### Action item
The records appear below. Report how many of their lines contain the word "ASTM", giving the number alone.

### Data to process
_____
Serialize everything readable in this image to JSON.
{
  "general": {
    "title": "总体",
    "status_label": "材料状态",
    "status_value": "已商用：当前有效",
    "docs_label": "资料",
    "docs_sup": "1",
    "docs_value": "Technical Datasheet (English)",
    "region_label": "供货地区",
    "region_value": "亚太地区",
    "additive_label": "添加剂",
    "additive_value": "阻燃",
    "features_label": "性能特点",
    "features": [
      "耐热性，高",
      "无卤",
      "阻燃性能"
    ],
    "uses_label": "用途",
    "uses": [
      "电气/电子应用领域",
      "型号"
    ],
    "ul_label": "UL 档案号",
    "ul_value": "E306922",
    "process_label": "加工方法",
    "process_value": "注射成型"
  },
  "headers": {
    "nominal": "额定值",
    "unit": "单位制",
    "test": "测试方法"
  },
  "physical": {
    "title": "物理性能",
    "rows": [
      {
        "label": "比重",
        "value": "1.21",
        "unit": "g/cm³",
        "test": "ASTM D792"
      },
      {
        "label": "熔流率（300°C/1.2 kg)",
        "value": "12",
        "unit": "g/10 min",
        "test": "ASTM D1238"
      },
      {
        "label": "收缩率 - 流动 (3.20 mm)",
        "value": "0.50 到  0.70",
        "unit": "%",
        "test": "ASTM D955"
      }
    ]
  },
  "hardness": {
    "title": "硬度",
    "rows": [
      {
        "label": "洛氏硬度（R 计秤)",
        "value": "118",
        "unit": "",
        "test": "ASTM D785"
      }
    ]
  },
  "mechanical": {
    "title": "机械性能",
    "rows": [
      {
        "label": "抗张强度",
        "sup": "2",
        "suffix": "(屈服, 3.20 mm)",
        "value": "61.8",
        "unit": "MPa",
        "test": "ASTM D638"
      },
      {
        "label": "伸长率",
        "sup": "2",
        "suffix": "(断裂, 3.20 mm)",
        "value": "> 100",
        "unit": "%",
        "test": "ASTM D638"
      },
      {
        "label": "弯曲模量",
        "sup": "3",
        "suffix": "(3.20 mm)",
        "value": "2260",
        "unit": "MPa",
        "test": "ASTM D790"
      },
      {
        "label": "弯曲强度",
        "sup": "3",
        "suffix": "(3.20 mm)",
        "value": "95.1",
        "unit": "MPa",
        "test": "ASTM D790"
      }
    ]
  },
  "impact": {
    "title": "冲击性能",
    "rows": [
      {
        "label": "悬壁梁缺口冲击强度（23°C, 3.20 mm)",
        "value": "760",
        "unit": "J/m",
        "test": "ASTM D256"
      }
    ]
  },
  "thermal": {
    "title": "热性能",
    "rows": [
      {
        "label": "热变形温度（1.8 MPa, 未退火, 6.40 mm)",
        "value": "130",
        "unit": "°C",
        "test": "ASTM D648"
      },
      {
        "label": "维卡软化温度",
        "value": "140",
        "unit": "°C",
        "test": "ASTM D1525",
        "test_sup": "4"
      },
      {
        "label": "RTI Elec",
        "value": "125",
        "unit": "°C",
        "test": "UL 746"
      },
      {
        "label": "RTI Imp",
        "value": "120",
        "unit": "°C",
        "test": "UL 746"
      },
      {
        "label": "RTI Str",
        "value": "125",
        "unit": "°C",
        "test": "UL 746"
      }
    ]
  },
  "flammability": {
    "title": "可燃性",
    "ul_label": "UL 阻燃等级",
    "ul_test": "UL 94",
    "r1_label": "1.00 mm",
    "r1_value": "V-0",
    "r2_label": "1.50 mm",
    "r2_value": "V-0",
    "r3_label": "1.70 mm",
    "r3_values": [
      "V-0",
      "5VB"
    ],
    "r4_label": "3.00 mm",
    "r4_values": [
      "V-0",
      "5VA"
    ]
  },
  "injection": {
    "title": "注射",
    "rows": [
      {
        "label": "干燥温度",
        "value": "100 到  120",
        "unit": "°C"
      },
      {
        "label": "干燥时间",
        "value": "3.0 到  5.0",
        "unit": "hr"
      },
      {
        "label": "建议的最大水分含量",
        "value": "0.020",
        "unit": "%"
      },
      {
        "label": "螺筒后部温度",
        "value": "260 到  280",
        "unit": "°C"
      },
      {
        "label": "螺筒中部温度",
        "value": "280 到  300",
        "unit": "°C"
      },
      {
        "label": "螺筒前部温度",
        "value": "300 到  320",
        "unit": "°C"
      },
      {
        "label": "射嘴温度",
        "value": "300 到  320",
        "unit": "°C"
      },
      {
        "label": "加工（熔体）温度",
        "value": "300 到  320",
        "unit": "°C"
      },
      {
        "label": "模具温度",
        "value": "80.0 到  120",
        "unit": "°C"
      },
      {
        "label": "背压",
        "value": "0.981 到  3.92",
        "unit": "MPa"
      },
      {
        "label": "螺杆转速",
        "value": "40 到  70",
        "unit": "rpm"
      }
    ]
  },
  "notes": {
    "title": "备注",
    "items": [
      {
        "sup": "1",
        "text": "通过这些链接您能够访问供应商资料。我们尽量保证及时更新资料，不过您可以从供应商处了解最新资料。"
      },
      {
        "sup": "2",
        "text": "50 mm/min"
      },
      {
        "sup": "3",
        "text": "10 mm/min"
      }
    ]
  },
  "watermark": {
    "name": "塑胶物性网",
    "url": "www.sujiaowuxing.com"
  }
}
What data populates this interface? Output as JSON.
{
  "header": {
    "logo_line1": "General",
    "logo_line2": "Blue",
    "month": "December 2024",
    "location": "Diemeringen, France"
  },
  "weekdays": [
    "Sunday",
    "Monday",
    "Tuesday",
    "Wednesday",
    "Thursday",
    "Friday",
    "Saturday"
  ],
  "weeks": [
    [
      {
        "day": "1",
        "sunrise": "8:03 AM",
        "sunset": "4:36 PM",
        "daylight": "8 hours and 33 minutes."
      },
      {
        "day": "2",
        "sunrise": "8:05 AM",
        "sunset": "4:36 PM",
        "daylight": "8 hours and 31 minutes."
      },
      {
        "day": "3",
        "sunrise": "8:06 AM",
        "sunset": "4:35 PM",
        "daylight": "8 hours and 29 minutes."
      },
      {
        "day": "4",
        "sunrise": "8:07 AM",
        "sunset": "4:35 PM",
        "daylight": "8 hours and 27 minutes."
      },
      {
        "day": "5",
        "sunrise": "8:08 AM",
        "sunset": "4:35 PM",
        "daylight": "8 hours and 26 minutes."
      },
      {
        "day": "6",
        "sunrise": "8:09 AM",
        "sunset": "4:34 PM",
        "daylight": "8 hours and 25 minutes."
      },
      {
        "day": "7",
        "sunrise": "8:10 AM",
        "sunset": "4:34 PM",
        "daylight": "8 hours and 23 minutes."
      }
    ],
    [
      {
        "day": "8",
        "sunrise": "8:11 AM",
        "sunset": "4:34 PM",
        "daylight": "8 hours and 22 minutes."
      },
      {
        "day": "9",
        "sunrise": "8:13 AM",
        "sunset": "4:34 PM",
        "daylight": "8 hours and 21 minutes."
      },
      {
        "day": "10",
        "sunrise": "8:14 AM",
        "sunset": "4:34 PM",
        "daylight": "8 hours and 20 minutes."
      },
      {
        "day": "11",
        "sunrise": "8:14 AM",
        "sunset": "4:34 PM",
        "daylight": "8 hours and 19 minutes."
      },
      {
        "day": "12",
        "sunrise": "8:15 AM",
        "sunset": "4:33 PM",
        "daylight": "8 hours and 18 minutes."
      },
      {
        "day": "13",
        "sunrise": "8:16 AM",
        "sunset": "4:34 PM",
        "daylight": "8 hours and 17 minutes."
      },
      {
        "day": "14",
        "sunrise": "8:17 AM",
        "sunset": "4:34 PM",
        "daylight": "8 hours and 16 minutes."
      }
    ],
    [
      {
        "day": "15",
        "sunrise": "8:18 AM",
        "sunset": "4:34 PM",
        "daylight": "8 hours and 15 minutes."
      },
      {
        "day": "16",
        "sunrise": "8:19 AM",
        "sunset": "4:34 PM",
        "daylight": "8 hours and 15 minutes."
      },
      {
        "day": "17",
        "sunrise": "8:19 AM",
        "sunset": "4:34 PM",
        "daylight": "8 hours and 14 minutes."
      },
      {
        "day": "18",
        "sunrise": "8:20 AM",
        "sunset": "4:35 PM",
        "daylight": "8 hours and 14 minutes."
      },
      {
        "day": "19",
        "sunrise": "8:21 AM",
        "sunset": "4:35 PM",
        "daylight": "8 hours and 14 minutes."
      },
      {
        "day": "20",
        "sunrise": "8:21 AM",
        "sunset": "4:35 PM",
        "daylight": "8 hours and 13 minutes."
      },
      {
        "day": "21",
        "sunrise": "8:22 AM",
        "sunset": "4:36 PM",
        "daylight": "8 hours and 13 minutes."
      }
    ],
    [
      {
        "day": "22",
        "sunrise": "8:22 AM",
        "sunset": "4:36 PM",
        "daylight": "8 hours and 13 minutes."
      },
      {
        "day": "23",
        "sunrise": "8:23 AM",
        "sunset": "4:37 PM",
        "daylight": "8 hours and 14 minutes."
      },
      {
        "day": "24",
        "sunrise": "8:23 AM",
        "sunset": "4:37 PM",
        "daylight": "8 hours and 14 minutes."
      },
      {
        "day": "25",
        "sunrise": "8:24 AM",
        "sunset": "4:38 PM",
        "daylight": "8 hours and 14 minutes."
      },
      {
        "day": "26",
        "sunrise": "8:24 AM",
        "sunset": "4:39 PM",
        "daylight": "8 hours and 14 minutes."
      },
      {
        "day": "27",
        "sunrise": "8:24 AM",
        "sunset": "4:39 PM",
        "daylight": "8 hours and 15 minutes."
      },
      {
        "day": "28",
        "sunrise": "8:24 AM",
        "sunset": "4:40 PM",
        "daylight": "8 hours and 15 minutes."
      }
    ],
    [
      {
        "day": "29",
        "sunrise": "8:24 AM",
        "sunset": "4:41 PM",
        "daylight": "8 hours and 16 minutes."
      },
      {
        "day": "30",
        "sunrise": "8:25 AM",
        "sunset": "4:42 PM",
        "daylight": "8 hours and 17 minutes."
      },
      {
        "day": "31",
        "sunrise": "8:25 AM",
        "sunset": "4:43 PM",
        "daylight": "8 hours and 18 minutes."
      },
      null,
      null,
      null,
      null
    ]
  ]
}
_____
### Your response
11